Segment Start: The data

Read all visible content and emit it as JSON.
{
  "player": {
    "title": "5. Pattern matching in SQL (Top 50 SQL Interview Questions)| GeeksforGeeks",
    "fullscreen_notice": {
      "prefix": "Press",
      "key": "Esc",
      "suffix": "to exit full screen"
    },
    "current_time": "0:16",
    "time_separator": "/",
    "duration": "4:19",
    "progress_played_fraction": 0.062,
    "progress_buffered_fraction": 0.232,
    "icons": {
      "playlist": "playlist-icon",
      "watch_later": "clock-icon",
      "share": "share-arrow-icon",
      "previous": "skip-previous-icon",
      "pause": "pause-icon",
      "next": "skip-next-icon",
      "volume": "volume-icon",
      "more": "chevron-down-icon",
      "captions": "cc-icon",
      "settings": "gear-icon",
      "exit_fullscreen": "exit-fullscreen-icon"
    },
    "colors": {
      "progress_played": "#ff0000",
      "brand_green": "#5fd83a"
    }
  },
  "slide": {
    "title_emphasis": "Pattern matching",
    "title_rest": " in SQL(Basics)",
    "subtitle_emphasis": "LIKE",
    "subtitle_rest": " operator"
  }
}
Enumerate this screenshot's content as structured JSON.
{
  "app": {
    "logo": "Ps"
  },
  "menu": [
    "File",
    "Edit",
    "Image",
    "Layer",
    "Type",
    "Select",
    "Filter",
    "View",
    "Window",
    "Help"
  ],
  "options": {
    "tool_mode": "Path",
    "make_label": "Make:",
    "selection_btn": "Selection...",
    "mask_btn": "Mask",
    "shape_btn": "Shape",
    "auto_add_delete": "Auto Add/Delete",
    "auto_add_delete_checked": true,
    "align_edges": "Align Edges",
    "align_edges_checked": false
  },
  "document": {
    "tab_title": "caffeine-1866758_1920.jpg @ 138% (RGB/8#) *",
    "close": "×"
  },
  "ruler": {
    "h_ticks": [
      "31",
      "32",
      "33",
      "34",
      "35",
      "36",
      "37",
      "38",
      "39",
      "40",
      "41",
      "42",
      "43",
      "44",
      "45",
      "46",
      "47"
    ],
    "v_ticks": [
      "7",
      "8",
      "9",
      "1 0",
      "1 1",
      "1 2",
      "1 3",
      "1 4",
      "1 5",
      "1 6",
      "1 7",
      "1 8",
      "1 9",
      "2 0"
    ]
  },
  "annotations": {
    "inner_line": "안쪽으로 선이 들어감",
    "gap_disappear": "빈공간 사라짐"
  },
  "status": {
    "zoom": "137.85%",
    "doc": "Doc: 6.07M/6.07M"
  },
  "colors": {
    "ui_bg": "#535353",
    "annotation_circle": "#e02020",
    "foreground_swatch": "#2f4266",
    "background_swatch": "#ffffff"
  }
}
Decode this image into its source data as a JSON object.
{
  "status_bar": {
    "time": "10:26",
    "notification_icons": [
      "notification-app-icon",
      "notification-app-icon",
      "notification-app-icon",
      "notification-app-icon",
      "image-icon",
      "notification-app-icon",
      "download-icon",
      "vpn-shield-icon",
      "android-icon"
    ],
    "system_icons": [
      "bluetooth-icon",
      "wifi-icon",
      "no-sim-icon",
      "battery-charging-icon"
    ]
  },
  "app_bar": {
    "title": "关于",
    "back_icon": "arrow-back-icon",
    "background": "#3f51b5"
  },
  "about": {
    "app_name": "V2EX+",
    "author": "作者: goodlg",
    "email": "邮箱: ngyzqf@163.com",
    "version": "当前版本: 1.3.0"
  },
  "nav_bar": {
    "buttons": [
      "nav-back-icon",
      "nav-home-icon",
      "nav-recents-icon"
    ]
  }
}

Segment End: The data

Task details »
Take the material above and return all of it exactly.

Response for this exercise »
Read all visible content and emit it as JSON.
{
  "player": {
    "title": "5. Pattern matching in SQL (Top 50 SQL Interview Questions)| GeeksforGeeks",
    "fullscreen_notice": {
      "prefix": "Press",
      "key": "Esc",
      "suffix": "to exit full screen"
    },
    "current_time": "0:16",
    "time_separator": "/",
    "duration": "4:19",
    "progress_played_fraction": 0.062,
    "progress_buffered_fraction": 0.232,
    "icons": {
      "playlist": "playlist-icon",
      "watch_later": "clock-icon",
      "share": "share-arrow-icon",
      "previous": "skip-previous-icon",
      "pause": "pause-icon",
      "next": "skip-next-icon",
      "volume": "volume-icon",
      "more": "chevron-down-icon",
      "captions": "cc-icon",
      "settings": "gear-icon",
      "exit_fullscreen": "exit-fullscreen-icon"
    },
    "colors": {
      "progress_played": "#ff0000",
      "brand_green": "#5fd83a"
    }
  },
  "slide": {
    "title_emphasis": "Pattern matching",
    "title_rest": " in SQL(Basics)",
    "subtitle_emphasis": "LIKE",
    "subtitle_rest": " operator"
  }
}
Enumerate this screenshot's content as structured JSON.
{
  "app": {
    "logo": "Ps"
  },
  "menu": [
    "File",
    "Edit",
    "Image",
    "Layer",
    "Type",
    "Select",
    "Filter",
    "View",
    "Window",
    "Help"
  ],
  "options": {
    "tool_mode": "Path",
    "make_label": "Make:",
    "selection_btn": "Selection...",
    "mask_btn": "Mask",
    "shape_btn": "Shape",
    "auto_add_delete": "Auto Add/Delete",
    "auto_add_delete_checked": true,
    "align_edges": "Align Edges",
    "align_edges_checked": false
  },
  "document": {
    "tab_title": "caffeine-1866758_1920.jpg @ 138% (RGB/8#) *",
    "close": "×"
  },
  "ruler": {
    "h_ticks": [
      "31",
      "32",
      "33",
      "34",
      "35",
      "36",
      "37",
      "38",
      "39",
      "40",
      "41",
      "42",
      "43",
      "44",
      "45",
      "46",
      "47"
    ],
    "v_ticks": [
      "7",
      "8",
      "9",
      "1 0",
      "1 1",
      "1 2",
      "1 3",
      "1 4",
      "1 5",
      "1 6",
      "1 7",
      "1 8",
      "1 9",
      "2 0"
    ]
  },
  "annotations": {
    "inner_line": "안쪽으로 선이 들어감",
    "gap_disappear": "빈공간 사라짐"
  },
  "status": {
    "zoom": "137.85%",
    "doc": "Doc: 6.07M/6.07M"
  },
  "colors": {
    "ui_bg": "#535353",
    "annotation_circle": "#e02020",
    "foreground_swatch": "#2f4266",
    "background_swatch": "#ffffff"
  }
}
Decode this image into its source data as a JSON object.
{
  "status_bar": {
    "time": "10:26",
    "notification_icons": [
      "notification-app-icon",
      "notification-app-icon",
      "notification-app-icon",
      "notification-app-icon",
      "image-icon",
      "notification-app-icon",
      "download-icon",
      "vpn-shield-icon",
      "android-icon"
    ],
    "system_icons": [
      "bluetooth-icon",
      "wifi-icon",
      "no-sim-icon",
      "battery-charging-icon"
    ]
  },
  "app_bar": {
    "title": "关于",
    "back_icon": "arrow-back-icon",
    "background": "#3f51b5"
  },
  "about": {
    "app_name": "V2EX+",
    "author": "作者: goodlg",
    "email": "邮箱: ngyzqf@163.com",
    "version": "当前版本: 1.3.0"
  },
  "nav_bar": {
    "buttons": [
      "nav-back-icon",
      "nav-home-icon",
      "nav-recents-icon"
    ]
  }
}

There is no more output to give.